» **TASK INSTRUCTIONS**:
Repeat the records in full. No pictures belong in the copy.

Data records:
BEGIN

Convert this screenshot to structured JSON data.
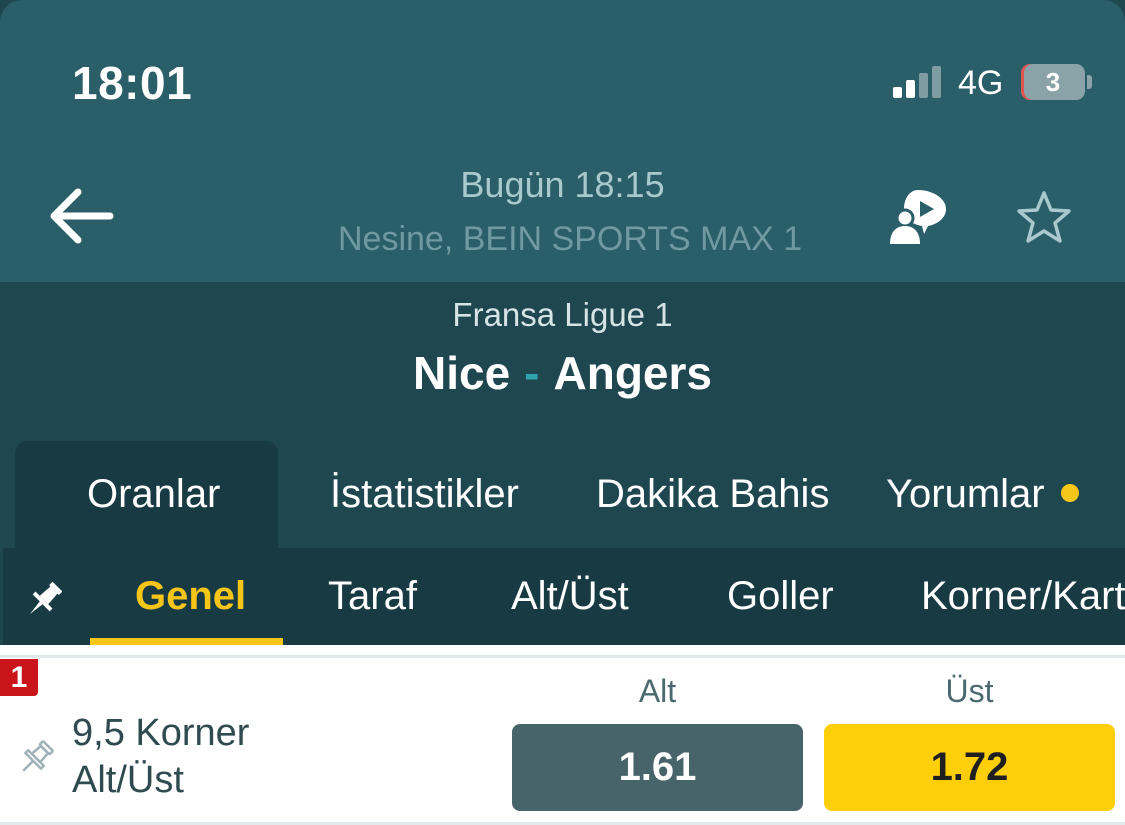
{
  "status_bar": {
    "time": "18:01",
    "network": "4G",
    "battery": "3"
  },
  "header": {
    "back_icon": "arrow-left-icon",
    "date_time": "Bugün 18:15",
    "broadcast": "Nesine, BEIN SPORTS MAX 1",
    "tv_icon": "tv-icon",
    "commentator_icon": "commentator-icon",
    "favorite_icon": "star-icon"
  },
  "match": {
    "league": "Fransa Ligue 1",
    "home": "Nice",
    "separator": "-",
    "away": "Angers"
  },
  "tabs": [
    {
      "label": "Oranlar",
      "active": true
    },
    {
      "label": "İstatistikler",
      "active": false
    },
    {
      "label": "Dakika Bahis",
      "active": false
    },
    {
      "label": "Yorumlar",
      "active": false,
      "has_dot": true
    }
  ],
  "subtabs": [
    {
      "label": "Genel",
      "active": true
    },
    {
      "label": "Taraf",
      "active": false
    },
    {
      "label": "Alt/Üst",
      "active": false
    },
    {
      "label": "Goller",
      "active": false
    },
    {
      "label": "Korner/Kart",
      "active": false
    }
  ],
  "market": {
    "badge": "1",
    "line1": "9,5 Korner",
    "line2": "Alt/Üst",
    "columns": [
      "Alt",
      "Üst"
    ],
    "odds": [
      "1.61",
      "1.72"
    ]
  },
  "colors": {
    "header_bg": "#2a5e69",
    "match_bg": "#1f4750",
    "subbar_bg": "#183a43",
    "accent_yellow": "#f5c518",
    "odd_dark": "#47646b",
    "odd_yellow": "#fccf0a",
    "badge_red": "#c9141b"
  }
}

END

» **EXPECTED ANSWER**:
Convert this screenshot to structured JSON data.
{
  "status_bar": {
    "time": "18:01",
    "network": "4G",
    "battery": "3"
  },
  "header": {
    "back_icon": "arrow-left-icon",
    "date_time": "Bugün 18:15",
    "broadcast": "Nesine, BEIN SPORTS MAX 1",
    "tv_icon": "tv-icon",
    "commentator_icon": "commentator-icon",
    "favorite_icon": "star-icon"
  },
  "match": {
    "league": "Fransa Ligue 1",
    "home": "Nice",
    "separator": "-",
    "away": "Angers"
  },
  "tabs": [
    {
      "label": "Oranlar",
      "active": true
    },
    {
      "label": "İstatistikler",
      "active": false
    },
    {
      "label": "Dakika Bahis",
      "active": false
    },
    {
      "label": "Yorumlar",
      "active": false,
      "has_dot": true
    }
  ],
  "subtabs": [
    {
      "label": "Genel",
      "active": true
    },
    {
      "label": "Taraf",
      "active": false
    },
    {
      "label": "Alt/Üst",
      "active": false
    },
    {
      "label": "Goller",
      "active": false
    },
    {
      "label": "Korner/Kart",
      "active": false
    }
  ],
  "market": {
    "badge": "1",
    "line1": "9,5 Korner",
    "line2": "Alt/Üst",
    "columns": [
      "Alt",
      "Üst"
    ],
    "odds": [
      "1.61",
      "1.72"
    ]
  },
  "colors": {
    "header_bg": "#2a5e69",
    "match_bg": "#1f4750",
    "subbar_bg": "#183a43",
    "accent_yellow": "#f5c518",
    "odd_dark": "#47646b",
    "odd_yellow": "#fccf0a",
    "badge_red": "#c9141b"
  }
}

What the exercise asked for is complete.